Monday, 16 March 2015

Freddy's for lunch

On the eve of a birthday trip with Miles to The New Brighton - rated twelfth in TripAdvisor's top restaurants here in Buenos Aires, is it strange to blog about Freddy's?

Saturday afternoon; Stephanie and I walk the length of Bolivar to the mercado, turning left to Carlos Calvo 471. There, nestling under the side of the market, is Nuestra Parilla (otherwise known after it's owner as 'Lo de Freddy').

For this special gastronomic experience it is necessary to be unconditionally hungry and dressed down for street food. Freddy's is not a restaurant, but simply a small incision in the market wall containing six high stools, a shelf, and some of the best cooked beef, pork steaks, and pork sausages in the capital.

Our options, with prices from 25 to 60 pesos, were chorip├ín - chorizo sausage sandwich, morcip├ín - blood sausage sandwich, bondiola - pork shoulder, or matambre - beef flank steak. We chose the latter, wrapped in crusty white bread, covered in red chimichurri or green garlic and onion sauce, and washed down with a litre of pale Palermo - a light Argentine beer.

Sitting at the shelf with our perfectly cooked hunks of meat, it is easy to see why the word 'matambre' derives from the words 'kill hunger'. To our side, the wall is covered with slips of paper, 'postits' and signed photographs of visitors and patrons. It seems that the whole of the national football team have eaten here at some stage. Each message tells the story of a sated moment of complete satisfaction. Accompanying the food is the floor show, with portenos arriving, departing and simply calling by to chat with Freddy.
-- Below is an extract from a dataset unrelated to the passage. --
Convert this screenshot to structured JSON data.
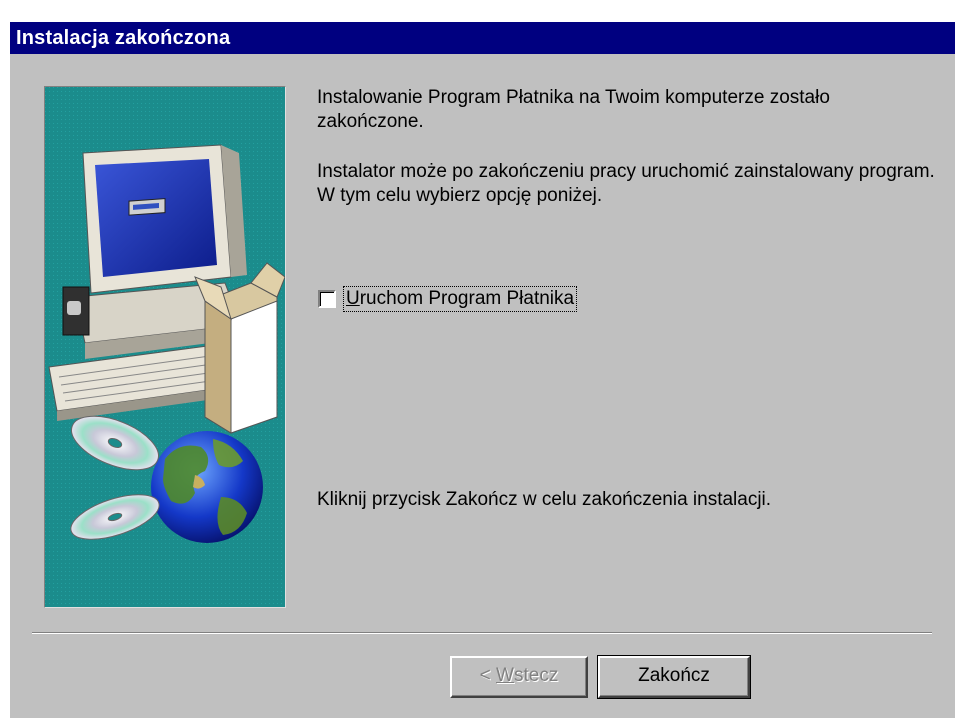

Outside, a group of San Telmo children play with a market kitten, and an old Ford Falchon rumbles past on the paving sets. 

So, should you find yourself at that point of hunger that requires urgent support - forget the restaurants: make for Freddy's, and enjoy one of Buenos Aires' most evocative gastronomic moments.